Travis Lakins, RHP

From one reliever to another, Lakins is not as potentially dominant as Hernandez but he already has more bullpen experience and could feasibly be a viable major-league reliever as soon as Opening Day. In fact, you’ll likely recall the surprise of many that he was not added to the major-league roster last September. The Red Sox ultimately deemed him not ready, but after thriving in relief for both Double-A Portland and Triple-A Pawtucket he is already knocking on the door. Lakins will be protected, and he’ll be in spring training competing for an Opening Day bullpen role.

Josh Ockimey, 1B

The top three names listed here are certainly the biggest locks, though Ockimey isn’t very far behind. I would be very surprised if he wasn’t protected, though he’s likely a notch below the other ones because he’s less likely to see major-league time in 2019. The first base prospect is an interesting player whose value all comes down to his bat. He showed more in-game power in 2018, which was certainly needed, and also earned himself a promotion to Pawtucket. However, he still possess plenty of swing-and-miss that could hold him back. As a first-base only prospect he needs his bat to carry his value, and while it has that potential there is still work to be done. Ockimey will be protected, but I’m not sure what his 2019 will look like.

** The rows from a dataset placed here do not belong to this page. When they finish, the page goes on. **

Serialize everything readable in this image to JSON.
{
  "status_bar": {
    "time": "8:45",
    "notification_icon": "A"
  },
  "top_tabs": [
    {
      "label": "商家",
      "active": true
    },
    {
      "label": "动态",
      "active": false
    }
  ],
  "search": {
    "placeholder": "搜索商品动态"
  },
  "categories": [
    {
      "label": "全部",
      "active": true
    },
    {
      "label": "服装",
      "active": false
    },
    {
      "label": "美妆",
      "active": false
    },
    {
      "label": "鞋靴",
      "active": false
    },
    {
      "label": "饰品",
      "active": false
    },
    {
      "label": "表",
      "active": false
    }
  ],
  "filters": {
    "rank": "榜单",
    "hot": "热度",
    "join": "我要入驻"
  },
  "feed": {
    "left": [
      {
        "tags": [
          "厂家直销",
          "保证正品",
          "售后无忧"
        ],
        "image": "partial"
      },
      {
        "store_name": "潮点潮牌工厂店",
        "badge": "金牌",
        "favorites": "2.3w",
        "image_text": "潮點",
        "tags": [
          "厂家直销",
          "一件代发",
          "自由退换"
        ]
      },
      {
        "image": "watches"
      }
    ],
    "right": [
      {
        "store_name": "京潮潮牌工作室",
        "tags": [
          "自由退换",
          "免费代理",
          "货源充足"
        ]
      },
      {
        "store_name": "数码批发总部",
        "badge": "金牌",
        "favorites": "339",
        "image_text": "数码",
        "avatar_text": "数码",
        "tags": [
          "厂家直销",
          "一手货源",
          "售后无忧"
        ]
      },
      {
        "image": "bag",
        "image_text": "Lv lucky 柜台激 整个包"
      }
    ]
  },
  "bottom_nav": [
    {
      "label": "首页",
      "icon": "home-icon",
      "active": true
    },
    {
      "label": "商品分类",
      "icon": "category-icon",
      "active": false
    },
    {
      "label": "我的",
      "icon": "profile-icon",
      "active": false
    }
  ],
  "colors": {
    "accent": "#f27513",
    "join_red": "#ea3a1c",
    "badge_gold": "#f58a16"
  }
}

Josh Taylor, LHP

This is the most surprising name on the list and also the most likely to be left unprotected, but there seems to be a decent amount of helium around the lefty’s name over the last couple of months. Taylor was acquired by the Red Sox in May as the player to be named later in the Deven Marrero trade with the Diamondbacks. He spent the majority of his time with the organization in Portland, and while there were some control issues he showed off intriguing stuff. Then, he was sent to the Arizona Fall League and he struck out 17 batters while walking just two in 13 13 innings. If left unprotected, teams will see a lefty with a mid-90s fastball and workable secondaries, and that would be enough for someone to draft him. The Red Sox have the room on the 40-man, so I’d be surprised if he was left unprotected, even if that ultimately ends up with him being traded.